(Material shown):
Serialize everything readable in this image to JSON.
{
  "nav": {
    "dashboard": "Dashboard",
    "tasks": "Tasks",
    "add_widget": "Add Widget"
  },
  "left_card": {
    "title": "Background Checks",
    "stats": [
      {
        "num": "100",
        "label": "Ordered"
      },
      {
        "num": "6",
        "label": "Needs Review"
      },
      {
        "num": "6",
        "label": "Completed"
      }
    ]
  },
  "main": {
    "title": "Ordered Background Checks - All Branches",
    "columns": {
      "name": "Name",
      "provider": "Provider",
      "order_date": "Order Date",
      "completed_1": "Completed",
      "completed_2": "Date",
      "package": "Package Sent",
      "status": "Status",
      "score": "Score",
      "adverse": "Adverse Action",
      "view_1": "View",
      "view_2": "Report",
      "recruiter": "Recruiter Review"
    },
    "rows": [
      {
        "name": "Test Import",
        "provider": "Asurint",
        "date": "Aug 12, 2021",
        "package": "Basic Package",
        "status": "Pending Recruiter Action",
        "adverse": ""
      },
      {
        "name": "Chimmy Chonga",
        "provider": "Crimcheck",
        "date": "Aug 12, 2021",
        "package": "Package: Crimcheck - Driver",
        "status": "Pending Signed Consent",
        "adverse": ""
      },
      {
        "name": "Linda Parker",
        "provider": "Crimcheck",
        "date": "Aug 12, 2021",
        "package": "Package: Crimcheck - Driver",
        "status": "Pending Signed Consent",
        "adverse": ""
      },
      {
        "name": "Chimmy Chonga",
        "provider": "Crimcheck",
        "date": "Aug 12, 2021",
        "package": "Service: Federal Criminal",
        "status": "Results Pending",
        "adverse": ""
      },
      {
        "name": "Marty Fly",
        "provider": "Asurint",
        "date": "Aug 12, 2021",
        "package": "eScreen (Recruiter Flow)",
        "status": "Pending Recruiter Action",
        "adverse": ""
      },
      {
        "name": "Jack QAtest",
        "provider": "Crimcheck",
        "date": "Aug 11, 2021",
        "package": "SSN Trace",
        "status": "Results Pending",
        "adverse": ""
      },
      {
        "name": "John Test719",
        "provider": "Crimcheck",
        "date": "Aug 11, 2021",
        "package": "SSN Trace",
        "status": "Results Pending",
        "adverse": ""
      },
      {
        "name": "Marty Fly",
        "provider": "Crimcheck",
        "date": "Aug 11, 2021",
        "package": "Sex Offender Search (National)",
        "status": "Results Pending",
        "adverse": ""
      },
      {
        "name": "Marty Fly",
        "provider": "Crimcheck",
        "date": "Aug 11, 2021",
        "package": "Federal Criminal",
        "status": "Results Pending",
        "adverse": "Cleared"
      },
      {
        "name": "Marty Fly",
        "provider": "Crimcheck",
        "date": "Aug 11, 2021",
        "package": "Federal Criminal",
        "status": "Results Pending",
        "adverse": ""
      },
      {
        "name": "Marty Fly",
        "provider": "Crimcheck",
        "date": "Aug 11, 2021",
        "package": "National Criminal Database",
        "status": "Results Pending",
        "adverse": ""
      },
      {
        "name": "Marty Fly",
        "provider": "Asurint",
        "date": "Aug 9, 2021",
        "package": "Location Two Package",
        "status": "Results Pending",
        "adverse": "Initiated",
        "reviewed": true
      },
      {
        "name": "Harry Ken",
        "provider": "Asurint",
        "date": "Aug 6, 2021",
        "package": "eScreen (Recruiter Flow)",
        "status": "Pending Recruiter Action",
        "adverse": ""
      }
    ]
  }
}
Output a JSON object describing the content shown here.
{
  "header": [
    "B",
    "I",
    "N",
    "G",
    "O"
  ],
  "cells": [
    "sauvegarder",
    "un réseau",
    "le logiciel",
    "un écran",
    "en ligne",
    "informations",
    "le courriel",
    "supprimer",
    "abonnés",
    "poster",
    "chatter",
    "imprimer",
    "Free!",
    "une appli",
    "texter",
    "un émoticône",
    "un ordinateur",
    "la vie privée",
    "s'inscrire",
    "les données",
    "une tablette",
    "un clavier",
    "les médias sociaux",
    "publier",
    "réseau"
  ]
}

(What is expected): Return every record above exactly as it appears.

(Answer section):
Serialize everything readable in this image to JSON.
{
  "nav": {
    "dashboard": "Dashboard",
    "tasks": "Tasks",
    "add_widget": "Add Widget"
  },
  "left_card": {
    "title": "Background Checks",
    "stats": [
      {
        "num": "100",
        "label": "Ordered"
      },
      {
        "num": "6",
        "label": "Needs Review"
      },
      {
        "num": "6",
        "label": "Completed"
      }
    ]
  },
  "main": {
    "title": "Ordered Background Checks - All Branches",
    "columns": {
      "name": "Name",
      "provider": "Provider",
      "order_date": "Order Date",
      "completed_1": "Completed",
      "completed_2": "Date",
      "package": "Package Sent",
      "status": "Status",
      "score": "Score",
      "adverse": "Adverse Action",
      "view_1": "View",
      "view_2": "Report",
      "recruiter": "Recruiter Review"
    },
    "rows": [
      {
        "name": "Test Import",
        "provider": "Asurint",
        "date": "Aug 12, 2021",
        "package": "Basic Package",
        "status": "Pending Recruiter Action",
        "adverse": ""
      },
      {
        "name": "Chimmy Chonga",
        "provider": "Crimcheck",
        "date": "Aug 12, 2021",
        "package": "Package: Crimcheck - Driver",
        "status": "Pending Signed Consent",
        "adverse": ""
      },
      {
        "name": "Linda Parker",
        "provider": "Crimcheck",
        "date": "Aug 12, 2021",
        "package": "Package: Crimcheck - Driver",
        "status": "Pending Signed Consent",
        "adverse": ""
      },
      {
        "name": "Chimmy Chonga",
        "provider": "Crimcheck",
        "date": "Aug 12, 2021",
        "package": "Service: Federal Criminal",
        "status": "Results Pending",
        "adverse": ""
      },
      {
        "name": "Marty Fly",
        "provider": "Asurint",
        "date": "Aug 12, 2021",
        "package": "eScreen (Recruiter Flow)",
        "status": "Pending Recruiter Action",
        "adverse": ""
      },
      {
        "name": "Jack QAtest",
        "provider": "Crimcheck",
        "date": "Aug 11, 2021",
        "package": "SSN Trace",
        "status": "Results Pending",
        "adverse": ""
      },
      {
        "name": "John Test719",
        "provider": "Crimcheck",
        "date": "Aug 11, 2021",
        "package": "SSN Trace",
        "status": "Results Pending",
        "adverse": ""
      },
      {
        "name": "Marty Fly",
        "provider": "Crimcheck",
        "date": "Aug 11, 2021",
        "package": "Sex Offender Search (National)",
        "status": "Results Pending",
        "adverse": ""
      },
      {
        "name": "Marty Fly",
        "provider": "Crimcheck",
        "date": "Aug 11, 2021",
        "package": "Federal Criminal",
        "status": "Results Pending",
        "adverse": "Cleared"
      },
      {
        "name": "Marty Fly",
        "provider": "Crimcheck",
        "date": "Aug 11, 2021",
        "package": "Federal Criminal",
        "status": "Results Pending",
        "adverse": ""
      },
      {
        "name": "Marty Fly",
        "provider": "Crimcheck",
        "date": "Aug 11, 2021",
        "package": "National Criminal Database",
        "status": "Results Pending",
        "adverse": ""
      },
      {
        "name": "Marty Fly",
        "provider": "Asurint",
        "date": "Aug 9, 2021",
        "package": "Location Two Package",
        "status": "Results Pending",
        "adverse": "Initiated",
        "reviewed": true
      },
      {
        "name": "Harry Ken",
        "provider": "Asurint",
        "date": "Aug 6, 2021",
        "package": "eScreen (Recruiter Flow)",
        "status": "Pending Recruiter Action",
        "adverse": ""
      }
    ]
  }
}
Output a JSON object describing the content shown here.
{
  "header": [
    "B",
    "I",
    "N",
    "G",
    "O"
  ],
  "cells": [
    "sauvegarder",
    "un réseau",
    "le logiciel",
    "un écran",
    "en ligne",
    "informations",
    "le courriel",
    "supprimer",
    "abonnés",
    "poster",
    "chatter",
    "imprimer",
    "Free!",
    "une appli",
    "texter",
    "un émoticône",
    "un ordinateur",
    "la vie privée",
    "s'inscrire",
    "les données",
    "une tablette",
    "un clavier",
    "les médias sociaux",
    "publier",
    "réseau"
  ]
}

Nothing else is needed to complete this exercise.